▸ Task to complete: Return each entry precisely as it appears below.

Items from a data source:
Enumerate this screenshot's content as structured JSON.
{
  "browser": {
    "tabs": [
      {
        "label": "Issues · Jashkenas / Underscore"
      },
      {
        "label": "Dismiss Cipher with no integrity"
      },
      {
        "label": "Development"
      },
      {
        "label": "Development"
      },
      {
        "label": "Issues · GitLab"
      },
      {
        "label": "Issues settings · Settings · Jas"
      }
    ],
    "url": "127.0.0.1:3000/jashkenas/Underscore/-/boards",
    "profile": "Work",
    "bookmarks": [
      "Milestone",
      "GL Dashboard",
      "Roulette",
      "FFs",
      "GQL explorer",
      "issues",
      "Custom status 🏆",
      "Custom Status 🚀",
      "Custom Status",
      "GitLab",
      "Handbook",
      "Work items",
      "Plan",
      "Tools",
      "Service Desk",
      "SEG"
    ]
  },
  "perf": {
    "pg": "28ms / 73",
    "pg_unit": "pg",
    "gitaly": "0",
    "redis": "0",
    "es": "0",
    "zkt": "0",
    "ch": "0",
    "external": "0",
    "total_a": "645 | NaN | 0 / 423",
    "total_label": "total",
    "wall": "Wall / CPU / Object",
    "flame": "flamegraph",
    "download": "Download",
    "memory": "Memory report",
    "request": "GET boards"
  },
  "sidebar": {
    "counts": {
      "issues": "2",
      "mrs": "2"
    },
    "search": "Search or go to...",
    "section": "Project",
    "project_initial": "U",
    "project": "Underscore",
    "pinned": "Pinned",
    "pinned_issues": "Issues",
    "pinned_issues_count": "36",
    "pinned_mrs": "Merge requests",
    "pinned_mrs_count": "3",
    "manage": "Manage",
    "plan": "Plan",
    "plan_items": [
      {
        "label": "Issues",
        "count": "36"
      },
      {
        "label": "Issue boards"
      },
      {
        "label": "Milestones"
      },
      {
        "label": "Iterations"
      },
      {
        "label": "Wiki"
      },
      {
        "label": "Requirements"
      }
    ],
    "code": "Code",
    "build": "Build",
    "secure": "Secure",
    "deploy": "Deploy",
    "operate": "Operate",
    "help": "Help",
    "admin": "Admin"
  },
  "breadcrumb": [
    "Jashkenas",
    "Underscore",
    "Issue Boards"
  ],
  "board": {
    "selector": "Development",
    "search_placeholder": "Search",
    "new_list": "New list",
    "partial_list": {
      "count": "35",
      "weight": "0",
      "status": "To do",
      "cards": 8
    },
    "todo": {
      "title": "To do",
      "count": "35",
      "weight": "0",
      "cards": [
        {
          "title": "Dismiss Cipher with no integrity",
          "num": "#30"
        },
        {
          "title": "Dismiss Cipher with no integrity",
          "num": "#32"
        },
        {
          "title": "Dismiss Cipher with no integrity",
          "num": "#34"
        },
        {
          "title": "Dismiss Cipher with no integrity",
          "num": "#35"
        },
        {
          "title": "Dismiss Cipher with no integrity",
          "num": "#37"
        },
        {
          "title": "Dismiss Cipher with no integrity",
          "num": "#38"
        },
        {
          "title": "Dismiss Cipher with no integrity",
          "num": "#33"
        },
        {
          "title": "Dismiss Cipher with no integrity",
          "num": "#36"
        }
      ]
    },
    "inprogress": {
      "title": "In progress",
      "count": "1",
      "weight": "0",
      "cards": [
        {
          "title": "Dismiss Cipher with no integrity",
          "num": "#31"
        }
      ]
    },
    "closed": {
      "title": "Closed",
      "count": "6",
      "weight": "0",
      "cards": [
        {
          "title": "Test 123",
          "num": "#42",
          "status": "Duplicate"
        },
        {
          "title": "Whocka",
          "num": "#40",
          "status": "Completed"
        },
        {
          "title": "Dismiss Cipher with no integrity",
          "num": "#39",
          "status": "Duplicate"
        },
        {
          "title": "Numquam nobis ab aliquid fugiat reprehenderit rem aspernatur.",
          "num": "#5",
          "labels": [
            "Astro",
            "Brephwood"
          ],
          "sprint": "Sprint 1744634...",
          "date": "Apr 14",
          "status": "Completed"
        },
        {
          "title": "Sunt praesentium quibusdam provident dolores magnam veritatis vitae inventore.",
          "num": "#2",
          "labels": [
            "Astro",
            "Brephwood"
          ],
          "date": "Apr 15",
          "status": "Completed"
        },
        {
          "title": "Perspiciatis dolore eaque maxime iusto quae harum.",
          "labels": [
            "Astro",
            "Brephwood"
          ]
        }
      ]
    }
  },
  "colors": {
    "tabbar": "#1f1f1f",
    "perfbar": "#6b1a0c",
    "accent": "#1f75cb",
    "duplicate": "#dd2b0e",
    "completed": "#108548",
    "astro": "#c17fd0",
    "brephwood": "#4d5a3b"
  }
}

▸ Response to the task:
Enumerate this screenshot's content as structured JSON.
{
  "browser": {
    "tabs": [
      {
        "label": "Issues · Jashkenas / Underscore"
      },
      {
        "label": "Dismiss Cipher with no integrity"
      },
      {
        "label": "Development"
      },
      {
        "label": "Development"
      },
      {
        "label": "Issues · GitLab"
      },
      {
        "label": "Issues settings · Settings · Jas"
      }
    ],
    "url": "127.0.0.1:3000/jashkenas/Underscore/-/boards",
    "profile": "Work",
    "bookmarks": [
      "Milestone",
      "GL Dashboard",
      "Roulette",
      "FFs",
      "GQL explorer",
      "issues",
      "Custom status 🏆",
      "Custom Status 🚀",
      "Custom Status",
      "GitLab",
      "Handbook",
      "Work items",
      "Plan",
      "Tools",
      "Service Desk",
      "SEG"
    ]
  },
  "perf": {
    "pg": "28ms / 73",
    "pg_unit": "pg",
    "gitaly": "0",
    "redis": "0",
    "es": "0",
    "zkt": "0",
    "ch": "0",
    "external": "0",
    "total_a": "645 | NaN | 0 / 423",
    "total_label": "total",
    "wall": "Wall / CPU / Object",
    "flame": "flamegraph",
    "download": "Download",
    "memory": "Memory report",
    "request": "GET boards"
  },
  "sidebar": {
    "counts": {
      "issues": "2",
      "mrs": "2"
    },
    "search": "Search or go to...",
    "section": "Project",
    "project_initial": "U",
    "project": "Underscore",
    "pinned": "Pinned",
    "pinned_issues": "Issues",
    "pinned_issues_count": "36",
    "pinned_mrs": "Merge requests",
    "pinned_mrs_count": "3",
    "manage": "Manage",
    "plan": "Plan",
    "plan_items": [
      {
        "label": "Issues",
        "count": "36"
      },
      {
        "label": "Issue boards"
      },
      {
        "label": "Milestones"
      },
      {
        "label": "Iterations"
      },
      {
        "label": "Wiki"
      },
      {
        "label": "Requirements"
      }
    ],
    "code": "Code",
    "build": "Build",
    "secure": "Secure",
    "deploy": "Deploy",
    "operate": "Operate",
    "help": "Help",
    "admin": "Admin"
  },
  "breadcrumb": [
    "Jashkenas",
    "Underscore",
    "Issue Boards"
  ],
  "board": {
    "selector": "Development",
    "search_placeholder": "Search",
    "new_list": "New list",
    "partial_list": {
      "count": "35",
      "weight": "0",
      "status": "To do",
      "cards": 8
    },
    "todo": {
      "title": "To do",
      "count": "35",
      "weight": "0",
      "cards": [
        {
          "title": "Dismiss Cipher with no integrity",
          "num": "#30"
        },
        {
          "title": "Dismiss Cipher with no integrity",
          "num": "#32"
        },
        {
          "title": "Dismiss Cipher with no integrity",
          "num": "#34"
        },
        {
          "title": "Dismiss Cipher with no integrity",
          "num": "#35"
        },
        {
          "title": "Dismiss Cipher with no integrity",
          "num": "#37"
        },
        {
          "title": "Dismiss Cipher with no integrity",
          "num": "#38"
        },
        {
          "title": "Dismiss Cipher with no integrity",
          "num": "#33"
        },
        {
          "title": "Dismiss Cipher with no integrity",
          "num": "#36"
        }
      ]
    },
    "inprogress": {
      "title": "In progress",
      "count": "1",
      "weight": "0",
      "cards": [
        {
          "title": "Dismiss Cipher with no integrity",
          "num": "#31"
        }
      ]
    },
    "closed": {
      "title": "Closed",
      "count": "6",
      "weight": "0",
      "cards": [
        {
          "title": "Test 123",
          "num": "#42",
          "status": "Duplicate"
        },
        {
          "title": "Whocka",
          "num": "#40",
          "status": "Completed"
        },
        {
          "title": "Dismiss Cipher with no integrity",
          "num": "#39",
          "status": "Duplicate"
        },
        {
          "title": "Numquam nobis ab aliquid fugiat reprehenderit rem aspernatur.",
          "num": "#5",
          "labels": [
            "Astro",
            "Brephwood"
          ],
          "sprint": "Sprint 1744634...",
          "date": "Apr 14",
          "status": "Completed"
        },
        {
          "title": "Sunt praesentium quibusdam provident dolores magnam veritatis vitae inventore.",
          "num": "#2",
          "labels": [
            "Astro",
            "Brephwood"
          ],
          "date": "Apr 15",
          "status": "Completed"
        },
        {
          "title": "Perspiciatis dolore eaque maxime iusto quae harum.",
          "labels": [
            "Astro",
            "Brephwood"
          ]
        }
      ]
    }
  },
  "colors": {
    "tabbar": "#1f1f1f",
    "perfbar": "#6b1a0c",
    "accent": "#1f75cb",
    "duplicate": "#dd2b0e",
    "completed": "#108548",
    "astro": "#c17fd0",
    "brephwood": "#4d5a3b"
  }
}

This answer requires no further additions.